The amount of donations received by charities is entirely dependent upon how much money is raised by walkers in both registration fees and sponsorship money raised.
Since the event’s inception in 1991, an overriding objective has been to ensure that every penny raised by walkers actually goes to local charities, rather than cover expenses or salaries of the event’s organisers. This objective remains as true today as back in 1991, hence the voluntary basis of everyone involved in the organising committee.
Since 2014 (when ITEX ceased to exist), the event organisers have sought sponsorship from local businesses. Such funding effectively covers the overheads in running the event each year and enables the organisers to continue the promise that every penny raised goes direct to charity. For instance, 100% of every walkers’ entry fee goes straight into the charity pot for distribution. Small surcharges (like P&P) help offset the costs of buying walker packs, producing thousands of pieces of paperwork like sponsorship forms, newsletters, luggage tags, walk maps and postage.
In addition to assisting Rotary De La Manche in its fund raising efforts, three main charities usually benefit from a significant donation between £15,000 and £20,000, while the remaining nine charities (what we call Potters) each benefit from a share of the pot that can range from between £3,500 and £5,000.
A few small steps can make a BIG difference to the charities being supported, so we encourage every walker to try and raise as much sponsorship, as possible. You can download the Sponsorship Form – pass it around your family, friends and work colleagues to help all these local charities.
Or, you donate online HERE.
This is the 150th Anniversary of the organisation. This charity needs fundraising to help relocate their dog kennels to a rural location.
The Air Training Cadets are raising funds to buy a Mobile Challenge Course that can be used for outdoor fitness, boot camp style, leadership tasks and obstacle course. The mobile course would be available to other cadets units and other youth groups in Jersey.
This charity is planning to converting their premises to suit Social Services so that they can take disabled people rather than just elderly. One particular project as part of this plan is to refurbish its Laundry.
Provides quality education, training, employment opportunities and meaningful activities for people with learning disabilities and autism. Founded by Aspire Charitable Trust, a Jersey charity established in 2015. This social enterprise re-invests all its profits back into the charity.
Support from Island Walkers’ fundraising would help this local charity to evolve and extend its education programme using Wetwheels as a floating classroom for disabled or disadvantaged people, supporting schools and providing a unique learning experience for all ages.
2018 marks this charity’s 10th anniversary, which supports families in Jersey who are facing significant difficulties or challenges in their lives. The charity works with around 150 families at any time for a range of reasons including physical ill health and mental health issues.

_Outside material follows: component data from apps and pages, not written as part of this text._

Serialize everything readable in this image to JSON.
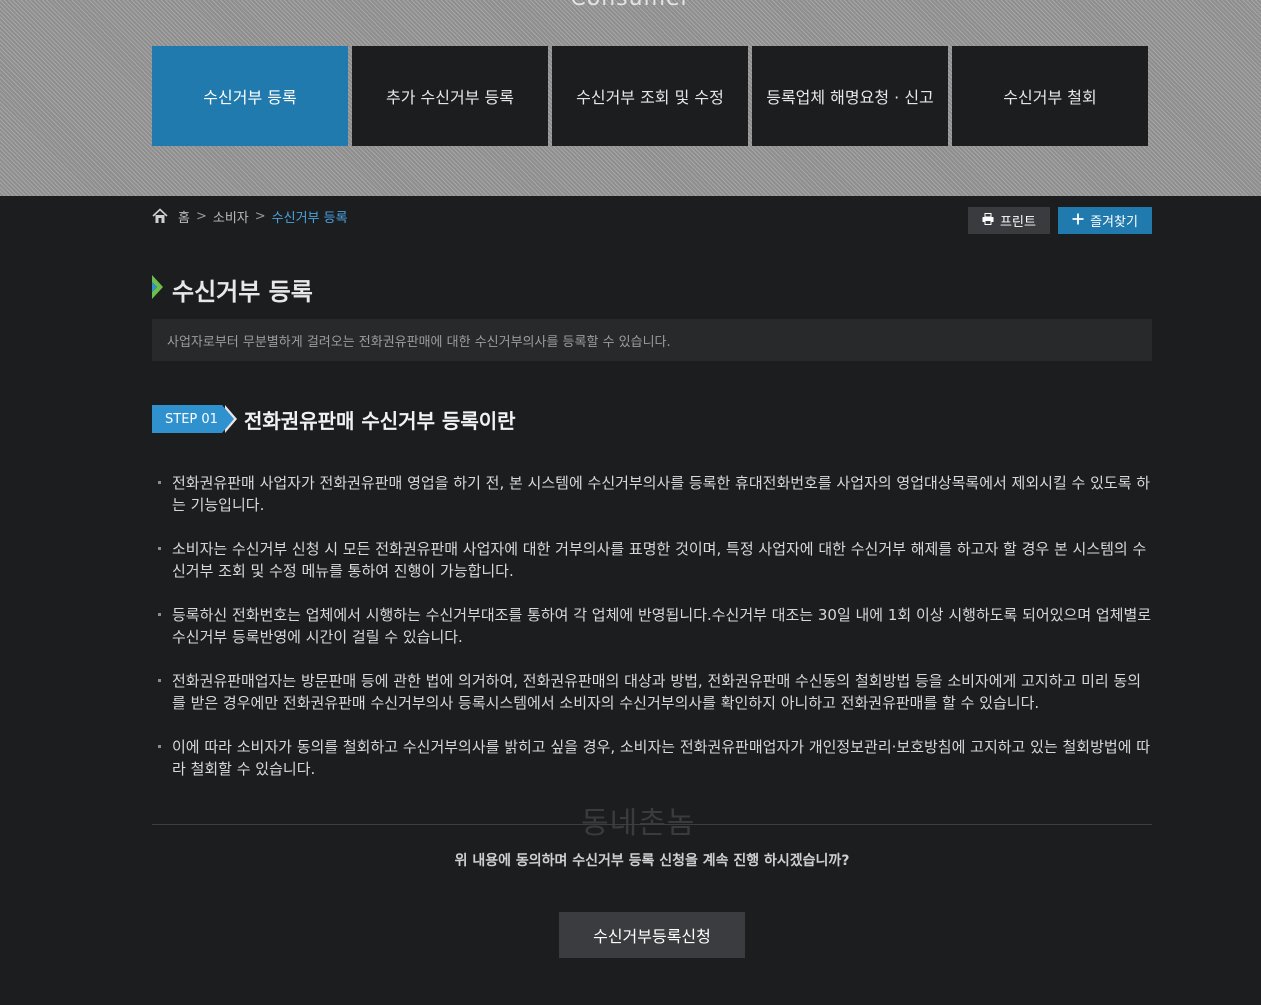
{
  "hero": {
    "title": "Consumer"
  },
  "tabs": [
    {
      "label": "수신거부 등록",
      "active": true
    },
    {
      "label": "추가 수신거부 등록",
      "active": false
    },
    {
      "label": "수신거부 조회 및 수정",
      "active": false
    },
    {
      "label": "등록업체 해명요청 · 신고",
      "active": false
    },
    {
      "label": "수신거부 철회",
      "active": false
    }
  ],
  "breadcrumb": {
    "home": "홈",
    "section": "소비자",
    "current": "수신거부 등록",
    "separator": ">"
  },
  "toolbar": {
    "print_label": "프린트",
    "favorite_label": "즐겨찾기"
  },
  "page": {
    "title": "수신거부 등록",
    "description": "사업자로부터 무분별하게 걸려오는 전화권유판매에 대한 수신거부의사를 등록할 수 있습니다."
  },
  "step": {
    "badge": "STEP 01",
    "title": "전화권유판매 수신거부 등록이란"
  },
  "bullets": [
    "전화권유판매 사업자가 전화권유판매 영업을 하기 전, 본 시스템에 수신거부의사를 등록한 휴대전화번호를 사업자의 영업대상목록에서 제외시킬 수 있도록 하는 기능입니다.",
    "소비자는 수신거부 신청 시 모든 전화권유판매 사업자에 대한 거부의사를 표명한 것이며, 특정 사업자에 대한 수신거부 해제를 하고자 할 경우 본 시스템의 수신거부 조회 및 수정 메뉴를 통하여 진행이 가능합니다.",
    "등록하신 전화번호는 업체에서 시행하는 수신거부대조를 통하여 각 업체에 반영됩니다.수신거부 대조는 30일 내에 1회 이상 시행하도록 되어있으며 업체별로 수신거부 등록반영에 시간이 걸릴 수 있습니다.",
    "전화권유판매업자는 방문판매 등에 관한 법에 의거하여, 전화권유판매의 대상과 방법, 전화권유판매 수신동의 철회방법 등을 소비자에게 고지하고 미리 동의를 받은 경우에만 전화권유판매 수신거부의사 등록시스템에서 소비자의 수신거부의사를 확인하지 아니하고 전화권유판매를 할 수 있습니다.",
    "이에 따라 소비자가 동의를 철회하고 수신거부의사를 밝히고 싶을 경우, 소비자는 전화권유판매업자가 개인정보관리·보호방침에 고지하고 있는 철회방법에 따라 철회할 수 있습니다."
  ],
  "watermark": "동네촌놈",
  "confirm": {
    "question": "위 내용에 동의하며 수신거부 등록 신청을 계속 진행 하시겠습니까?",
    "button_label": "수신거부등록신청"
  },
  "colors": {
    "accent": "#207aae",
    "step": "#2f92cf",
    "breadcrumb_current": "#4aa3df",
    "background": "#1c1d1f"
  }
}
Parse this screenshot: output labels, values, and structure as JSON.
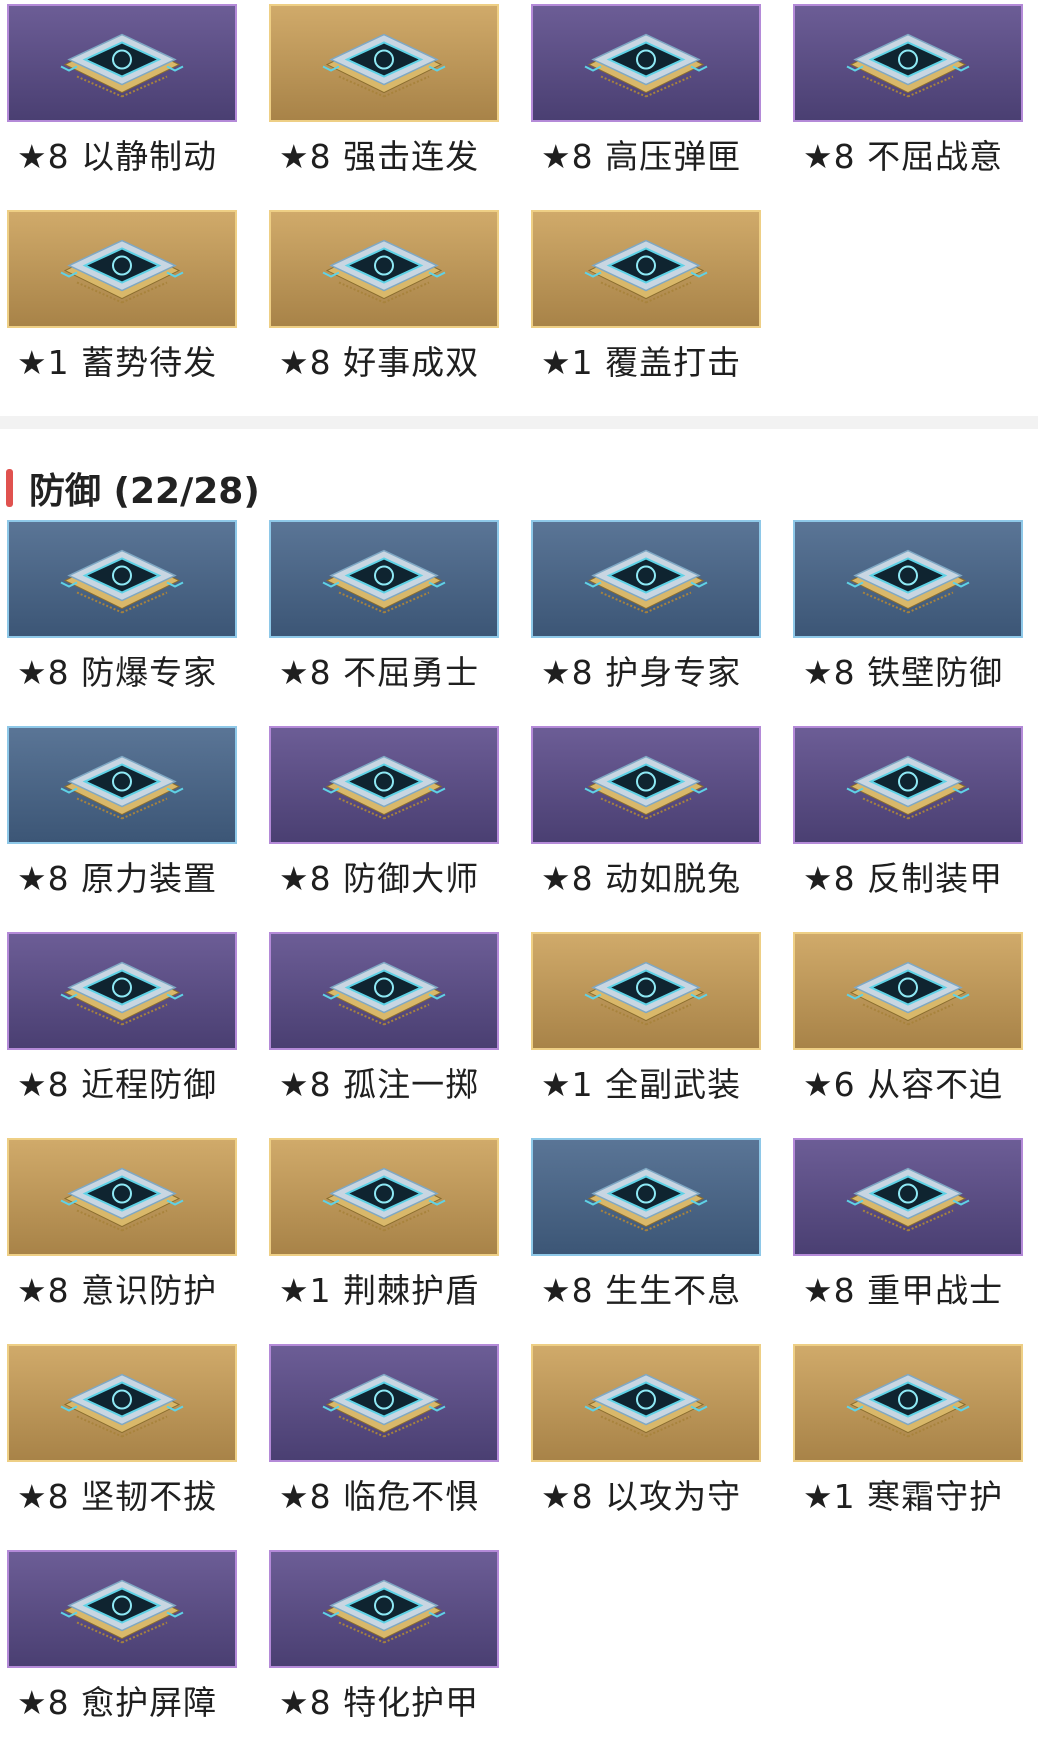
{
  "attack_items": [
    {
      "label": "★8 以静制动",
      "tier": "purple",
      "icon": "ornate-seal-icon"
    },
    {
      "label": "★8 强击连发",
      "tier": "gold",
      "icon": "claw-strike-icon"
    },
    {
      "label": "★8 高压弹匣",
      "tier": "purple",
      "icon": "rifle-magazine-icon"
    },
    {
      "label": "★8 不屈战意",
      "tier": "purple",
      "icon": "emblem-icon"
    },
    {
      "label": "★1 蓄势待发",
      "tier": "gold",
      "icon": "archer-icon"
    },
    {
      "label": "★8 好事成双",
      "tier": "gold",
      "icon": "double-arrow-icon"
    },
    {
      "label": "★1 覆盖打击",
      "tier": "gold",
      "icon": "soldier-icon"
    }
  ],
  "defense_section": {
    "title": "防御 (22/28)",
    "items": [
      {
        "label": "★8 防爆专家",
        "tier": "blue",
        "icon": "blast-shield-icon"
      },
      {
        "label": "★8 不屈勇士",
        "tier": "blue",
        "icon": "heart-ring-icon"
      },
      {
        "label": "★8 护身专家",
        "tier": "blue",
        "icon": "heart-icon"
      },
      {
        "label": "★8 铁壁防御",
        "tier": "blue",
        "icon": "barrier-icon"
      },
      {
        "label": "★8 原力装置",
        "tier": "blue",
        "icon": "force-device-icon"
      },
      {
        "label": "★8 防御大师",
        "tier": "purple",
        "icon": "helmet-icon"
      },
      {
        "label": "★8 动如脱兔",
        "tier": "purple",
        "icon": "dash-icon"
      },
      {
        "label": "★8 反制装甲",
        "tier": "purple",
        "icon": "armor-icon"
      },
      {
        "label": "★8 近程防御",
        "tier": "purple",
        "icon": "shield-hand-icon"
      },
      {
        "label": "★8 孤注一掷",
        "tier": "purple",
        "icon": "dice-icon"
      },
      {
        "label": "★1 全副武装",
        "tier": "gold",
        "icon": "full-gear-icon"
      },
      {
        "label": "★6 从容不迫",
        "tier": "gold",
        "icon": "calm-shield-icon"
      },
      {
        "label": "★8 意识防护",
        "tier": "gold",
        "icon": "mind-shield-icon"
      },
      {
        "label": "★1 荆棘护盾",
        "tier": "gold",
        "icon": "thorn-shield-icon"
      },
      {
        "label": "★8 生生不息",
        "tier": "blue",
        "icon": "regen-heart-icon"
      },
      {
        "label": "★8 重甲战士",
        "tier": "purple",
        "icon": "heavy-armor-icon"
      },
      {
        "label": "★8 坚韧不拔",
        "tier": "gold",
        "icon": "fist-icon"
      },
      {
        "label": "★8 临危不惧",
        "tier": "purple",
        "icon": "wing-shield-icon"
      },
      {
        "label": "★8 以攻为守",
        "tier": "gold",
        "icon": "counter-icon"
      },
      {
        "label": "★1 寒霜守护",
        "tier": "gold",
        "icon": "frost-shield-icon"
      },
      {
        "label": "★8 愈护屏障",
        "tier": "purple",
        "icon": "heal-barrier-icon"
      },
      {
        "label": "★8 特化护甲",
        "tier": "purple",
        "icon": "special-armor-icon"
      }
    ]
  },
  "colors": {
    "purple_tile": "#5a4d84",
    "gold_tile": "#bd9758",
    "blue_tile": "#4b6686",
    "accent_bar": "#e0524f"
  }
}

The MS Society of Jersey helps a lot of people in the Island with therapies which can only be funded via donations. All the money that they raise is used to assist sufferers within Jersey.
Fundraising from the Island Walk will help this charity continue to deliver their weekly meal service, to families in crisis in Jersey. They delivered 3,000 meals to 39 families in need and expect 2018 to be just as challenging.
Formerly Leukaemia and Lymphoma Research – raise money to fund research and this year are organising a mini-triathlon for children between 6 and 13 to help raise awareness by visiting all schools in Jersey to explain their work, arrange for St John’s Ambulance to be in attendance at this event, as well as advice and assistance from the Jersey Junior Triathlon Club.
Champions and supports the wellbeing and mental health of young people. This charity runs a Resilient School Community Project which focuses parents to a more “child-centred” approach by working directly with children and support networks. They deal with the problems of mental health for school children and are hoping to expand their operations.
Smaller donations of approximately £1,000 are made to those charities and organisations that help with the actual running and operation of both the Main Walk and the Lieutenant Governor’s Challenge.
Throughout the course of the weekend, the Girl Guides collect litter along the entirety of the route around the Island.
The States of Jersey Ambulance Service provides first aid cover for the LG Walk and at the Noirmont Checkpoint.
The 10th Jersey (St Brelades) Scout Group provide manpower at the Beaup ort Checkpoint, help to collect walker bags and offer encouragement to walkers as they pass through.
St. John’s Ambulance provide roaming support to aid walkers throughout the whole course and care at the finish.